The second case shows how a constitution CAN guarantee practical citizens' rights to direct democracy (also to representative, indirect democracy). This is the constitution of Switzerland. Here, there is a guarantee similar to the international convention mentioned above (1) AND in addition the methods of democracy are spelled out and can be used without further acts or interference by politicians. These are fundamental rights which can be changed only by the PEOPLE themselves in a referendum. The section about citizens' POLITICAL RIGHTS reads as follows:
Art. 136 Political Rights
2 Citizens (using direct democracy) can both instigate and endorse (sign) citizens' initiatives (law proposals) and (legally binding) referendum ballots. Citizens can take part in elections of Members of Parliament.
Chapter: Initiative and Referendum
Art. 138 Citizens' Initiative for change to constitution
A hundred thousand citizens can instigate a binding referendum by endorsing an initiative-proposal within 18 months of its publication.
Art. 141 Veto Referendum
Fifty thousand citizens (within a defined time period) can demand that a government law or proposal must be put before the whole electorate for decision in a ballot.
We plan to publish a guide to direct democracy, sovereignty and constitution at the web site iniref dot org, section "latest". We are pleased to answer queries via info@...
Michael Macpherson (Dr.)
1. International Covenant on Civil and Political Rights. Adopted by the General Assembly of the United Nations on 19 December 1966 (Article 25)

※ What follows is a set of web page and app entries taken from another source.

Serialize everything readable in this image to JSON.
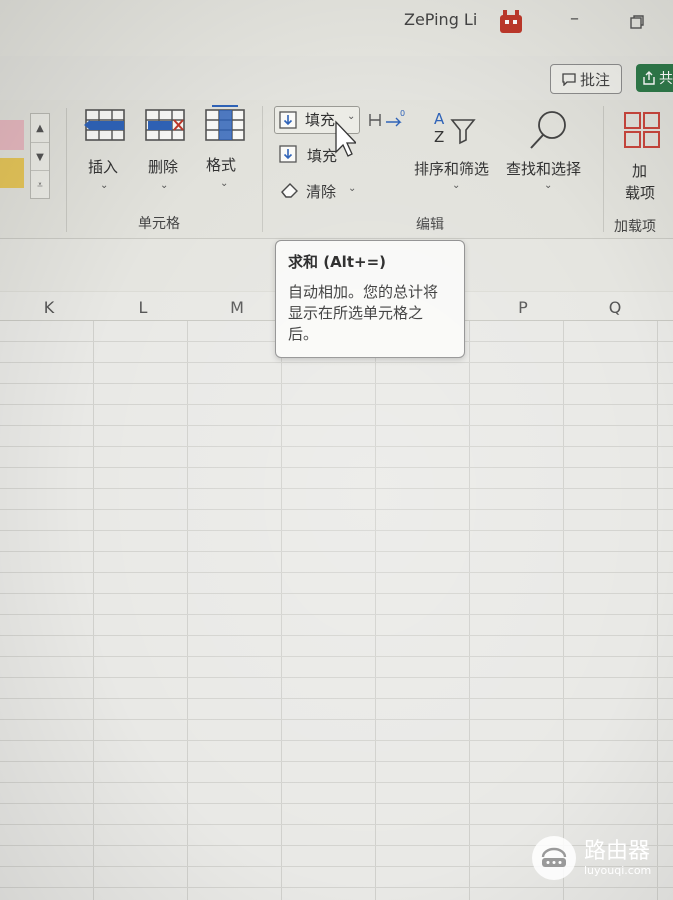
{
  "titlebar": {
    "user_name": "ZePing Li",
    "minimize_glyph": "–",
    "avatar_icon": "avatar-robot-icon",
    "restore_icon": "restore-window-icon"
  },
  "toolbar": {
    "comments_label": "批注",
    "comments_icon": "comment-icon",
    "share_icon": "share-icon",
    "share_label": "共"
  },
  "ribbon": {
    "cells_group": {
      "label": "单元格",
      "insert_label": "插入",
      "delete_label": "删除",
      "format_label": "格式"
    },
    "editing_group": {
      "label": "编辑",
      "autosum_label": "填充",
      "fill_label": "填充",
      "clear_label": "清除",
      "sort_filter_label": "排序和筛选",
      "find_select_label": "查找和选择"
    },
    "addins_group": {
      "label": "加载项",
      "addins_label_line1": "加",
      "addins_label_line2": "载项"
    }
  },
  "columns": [
    "K",
    "L",
    "M",
    "P",
    "Q"
  ],
  "tooltip": {
    "title": "求和 (Alt+=)",
    "body": "自动相加。您的总计将显示在所选单元格之后。"
  },
  "watermark": {
    "title": "路由器",
    "domain": "luyouqi.com"
  },
  "colors": {
    "accent_green": "#2f7a4a",
    "ribbon_blue": "#2f63b8",
    "delete_red": "#c0392b",
    "addins_red": "#c9463d"
  }
}
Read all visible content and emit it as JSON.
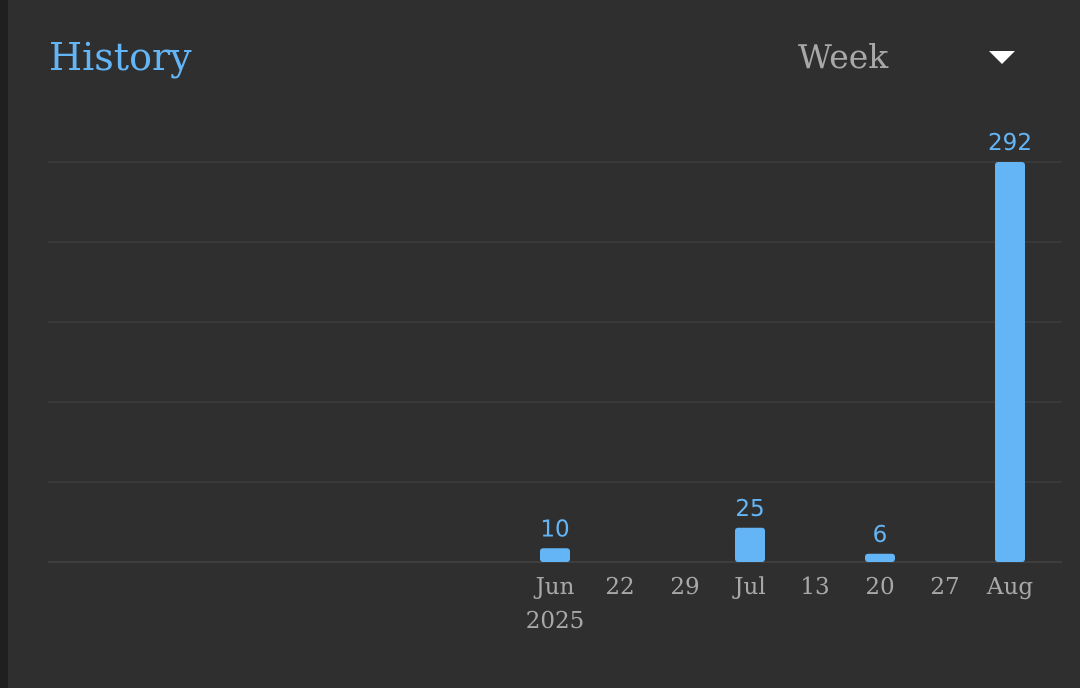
{
  "header": {
    "title": "History",
    "period": {
      "selected": "Week",
      "icon": "dropdown-arrow-icon"
    }
  },
  "colors": {
    "accent": "#64b5f6",
    "background": "#2f2f2f",
    "label": "#a8a8a8"
  },
  "chart_data": {
    "type": "bar",
    "title": "",
    "xlabel": "",
    "ylabel": "",
    "x_ticks": [
      {
        "label": "Jun",
        "sublabel": "2025"
      },
      {
        "label": "22",
        "sublabel": ""
      },
      {
        "label": "29",
        "sublabel": ""
      },
      {
        "label": "Jul",
        "sublabel": ""
      },
      {
        "label": "13",
        "sublabel": ""
      },
      {
        "label": "20",
        "sublabel": ""
      },
      {
        "label": "27",
        "sublabel": ""
      },
      {
        "label": "Aug",
        "sublabel": ""
      }
    ],
    "values": [
      10,
      0,
      0,
      25,
      0,
      6,
      0,
      292
    ],
    "ylim": [
      0,
      292
    ],
    "grid": true,
    "legend": "none"
  }
}
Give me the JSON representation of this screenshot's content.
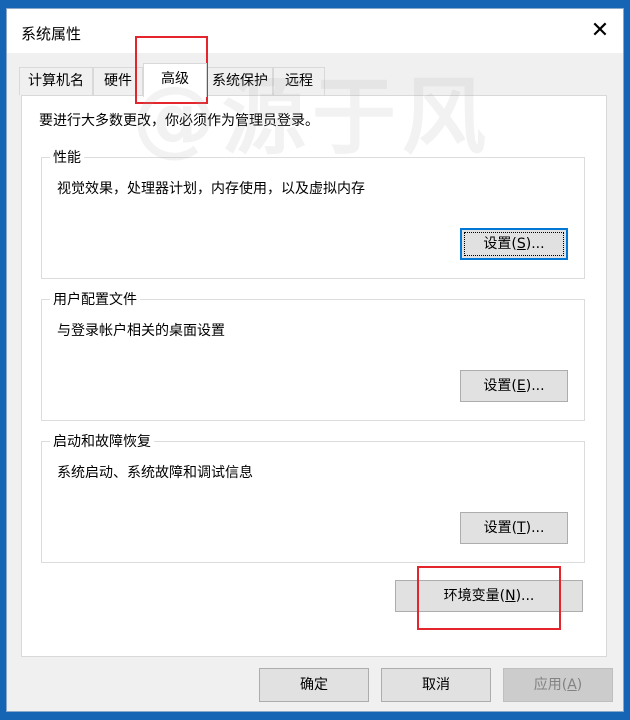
{
  "window": {
    "title": "系统属性"
  },
  "tabs": [
    {
      "label": "计算机名"
    },
    {
      "label": "硬件"
    },
    {
      "label": "高级"
    },
    {
      "label": "系统保护"
    },
    {
      "label": "远程"
    }
  ],
  "intro": "要进行大多数更改，你必须作为管理员登录。",
  "groups": [
    {
      "title": "性能",
      "desc": "视觉效果，处理器计划，内存使用，以及虚拟内存",
      "btn_pre": "设置(",
      "btn_key": "S",
      "btn_post": ")..."
    },
    {
      "title": "用户配置文件",
      "desc": "与登录帐户相关的桌面设置",
      "btn_pre": "设置(",
      "btn_key": "E",
      "btn_post": ")..."
    },
    {
      "title": "启动和故障恢复",
      "desc": "系统启动、系统故障和调试信息",
      "btn_pre": "设置(",
      "btn_key": "T",
      "btn_post": ")..."
    }
  ],
  "env_button": {
    "pre": "环境变量(",
    "key": "N",
    "post": ")..."
  },
  "footer": {
    "ok": "确定",
    "cancel": "取消",
    "apply_pre": "应用(",
    "apply_key": "A",
    "apply_post": ")"
  },
  "watermark": "@源于风",
  "colors": {
    "highlight_box": "#e4262c",
    "focus": "#0078d7",
    "desktop": "#1565b4"
  }
}
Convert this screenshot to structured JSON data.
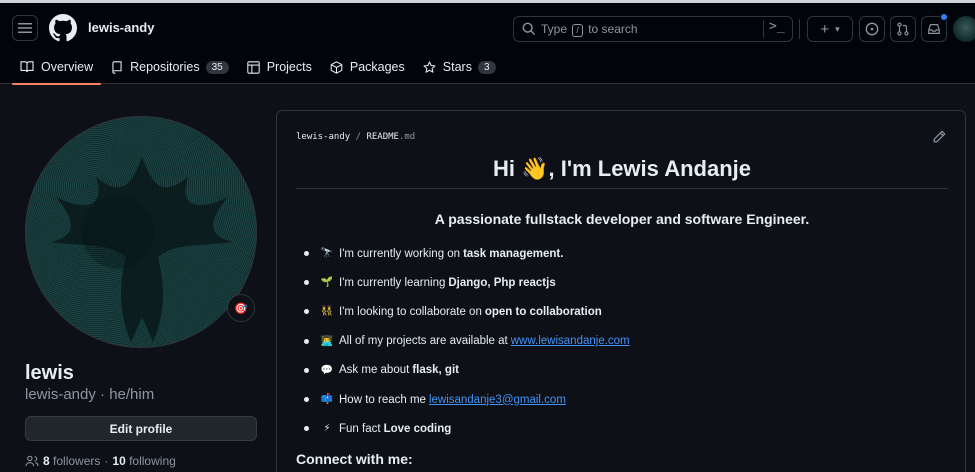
{
  "header": {
    "username": "lewis-andy",
    "search": {
      "prefix": "Type",
      "key": "/",
      "suffix": "to search"
    },
    "plus_caret": "▾"
  },
  "tabs": [
    {
      "label": "Overview",
      "count": null
    },
    {
      "label": "Repositories",
      "count": "35"
    },
    {
      "label": "Projects",
      "count": null
    },
    {
      "label": "Packages",
      "count": null
    },
    {
      "label": "Stars",
      "count": "3"
    }
  ],
  "profile": {
    "status_emoji": "🎯",
    "name": "lewis",
    "handle": "lewis-andy · he/him",
    "edit_button": "Edit profile",
    "followers_count": "8",
    "followers_label": "followers",
    "separator": "·",
    "following_count": "10",
    "following_label": "following"
  },
  "readme": {
    "crumb_user": "lewis-andy",
    "crumb_sep": "/",
    "crumb_file": "README",
    "crumb_ext": ".md",
    "heading": "Hi 👋, I'm Lewis Andanje",
    "subheading": "A passionate fullstack developer and software Engineer.",
    "items": [
      {
        "emoji": "🔭",
        "text": "I'm currently working on",
        "strong": "task management."
      },
      {
        "emoji": "🌱",
        "text": "I'm currently learning",
        "strong": "Django, Php reactjs"
      },
      {
        "emoji": "👯",
        "text": "I'm looking to collaborate on",
        "strong": "open to collaboration"
      },
      {
        "emoji": "👨‍💻",
        "text": "All of my projects are available at",
        "link": "www.lewisandanje.com"
      },
      {
        "emoji": "💬",
        "text": "Ask me about",
        "strong": "flask, git"
      },
      {
        "emoji": "📫",
        "text": "How to reach me",
        "link": "lewisandanje3@gmail.com"
      },
      {
        "emoji": "⚡",
        "text": "Fun fact",
        "strong": "Love coding"
      }
    ],
    "connect_heading": "Connect with me:"
  },
  "colors": {
    "accent": "#f78166",
    "link": "#4493f8",
    "background": "#0d1117"
  }
}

Campaign for direct democracy in Britain
Citizens' Initiative and Referendum I&R ~ GB